*** Block opens ***

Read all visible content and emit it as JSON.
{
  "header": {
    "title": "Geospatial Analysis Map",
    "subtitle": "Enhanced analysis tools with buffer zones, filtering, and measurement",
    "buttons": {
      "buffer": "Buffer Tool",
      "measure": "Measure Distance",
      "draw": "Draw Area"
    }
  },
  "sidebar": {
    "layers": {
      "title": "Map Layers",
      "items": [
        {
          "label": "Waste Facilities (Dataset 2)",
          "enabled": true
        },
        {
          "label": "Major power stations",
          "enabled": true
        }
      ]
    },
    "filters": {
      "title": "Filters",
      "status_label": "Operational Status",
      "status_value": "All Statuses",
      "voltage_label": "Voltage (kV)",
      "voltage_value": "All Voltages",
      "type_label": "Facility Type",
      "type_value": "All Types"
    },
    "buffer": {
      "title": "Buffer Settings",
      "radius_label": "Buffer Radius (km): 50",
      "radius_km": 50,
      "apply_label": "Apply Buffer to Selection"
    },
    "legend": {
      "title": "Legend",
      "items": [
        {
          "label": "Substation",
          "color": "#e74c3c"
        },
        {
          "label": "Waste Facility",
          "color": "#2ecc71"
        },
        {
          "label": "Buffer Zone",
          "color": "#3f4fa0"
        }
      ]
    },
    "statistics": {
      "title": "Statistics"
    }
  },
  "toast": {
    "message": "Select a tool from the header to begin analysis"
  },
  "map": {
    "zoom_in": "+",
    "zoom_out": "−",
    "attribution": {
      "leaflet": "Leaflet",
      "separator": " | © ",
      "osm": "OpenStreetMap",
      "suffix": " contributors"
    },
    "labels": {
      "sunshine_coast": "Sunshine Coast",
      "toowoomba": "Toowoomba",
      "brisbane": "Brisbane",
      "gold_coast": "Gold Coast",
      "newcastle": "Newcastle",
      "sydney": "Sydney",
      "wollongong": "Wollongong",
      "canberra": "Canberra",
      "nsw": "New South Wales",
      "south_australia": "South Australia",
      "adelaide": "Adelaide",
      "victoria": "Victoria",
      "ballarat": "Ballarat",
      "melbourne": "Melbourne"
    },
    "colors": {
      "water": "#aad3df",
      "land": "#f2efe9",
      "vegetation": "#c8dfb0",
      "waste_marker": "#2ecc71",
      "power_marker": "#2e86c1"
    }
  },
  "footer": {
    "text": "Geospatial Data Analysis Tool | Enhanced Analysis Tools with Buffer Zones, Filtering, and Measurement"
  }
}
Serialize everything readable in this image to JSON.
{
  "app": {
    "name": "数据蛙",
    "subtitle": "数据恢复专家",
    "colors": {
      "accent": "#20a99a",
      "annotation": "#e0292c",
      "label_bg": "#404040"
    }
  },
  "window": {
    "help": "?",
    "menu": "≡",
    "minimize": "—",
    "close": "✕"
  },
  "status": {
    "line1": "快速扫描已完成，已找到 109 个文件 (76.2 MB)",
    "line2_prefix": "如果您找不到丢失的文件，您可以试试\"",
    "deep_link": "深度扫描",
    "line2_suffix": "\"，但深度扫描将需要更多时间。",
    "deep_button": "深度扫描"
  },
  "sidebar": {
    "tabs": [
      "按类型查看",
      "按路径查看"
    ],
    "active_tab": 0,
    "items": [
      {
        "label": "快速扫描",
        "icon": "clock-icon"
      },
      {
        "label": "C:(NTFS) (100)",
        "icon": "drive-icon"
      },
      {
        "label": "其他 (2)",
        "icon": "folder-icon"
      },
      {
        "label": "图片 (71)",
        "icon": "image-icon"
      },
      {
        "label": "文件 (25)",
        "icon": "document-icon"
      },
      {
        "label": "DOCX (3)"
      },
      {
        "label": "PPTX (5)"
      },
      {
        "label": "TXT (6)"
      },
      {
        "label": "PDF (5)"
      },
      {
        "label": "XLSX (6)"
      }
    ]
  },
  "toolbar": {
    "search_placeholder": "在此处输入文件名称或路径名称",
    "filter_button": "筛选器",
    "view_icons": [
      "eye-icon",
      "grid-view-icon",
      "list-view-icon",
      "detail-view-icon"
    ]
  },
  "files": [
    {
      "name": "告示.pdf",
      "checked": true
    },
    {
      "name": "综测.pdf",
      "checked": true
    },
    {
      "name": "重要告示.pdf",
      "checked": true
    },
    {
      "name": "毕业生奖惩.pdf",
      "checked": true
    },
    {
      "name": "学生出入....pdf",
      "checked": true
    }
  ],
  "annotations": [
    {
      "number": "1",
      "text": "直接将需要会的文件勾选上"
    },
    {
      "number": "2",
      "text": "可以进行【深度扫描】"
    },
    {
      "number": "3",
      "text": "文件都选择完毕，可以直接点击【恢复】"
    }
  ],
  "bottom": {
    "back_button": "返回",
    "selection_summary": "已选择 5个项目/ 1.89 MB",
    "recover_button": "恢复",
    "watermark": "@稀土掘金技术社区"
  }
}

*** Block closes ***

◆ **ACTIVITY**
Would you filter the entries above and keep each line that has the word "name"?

◆ **THE COMPLETED TASK**
    "name": "数据蛙",
      "name": "告示.pdf",
      "name": "综测.pdf",
      "name": "重要告示.pdf",
      "name": "毕业生奖惩.pdf",
      "name": "学生出入....pdf",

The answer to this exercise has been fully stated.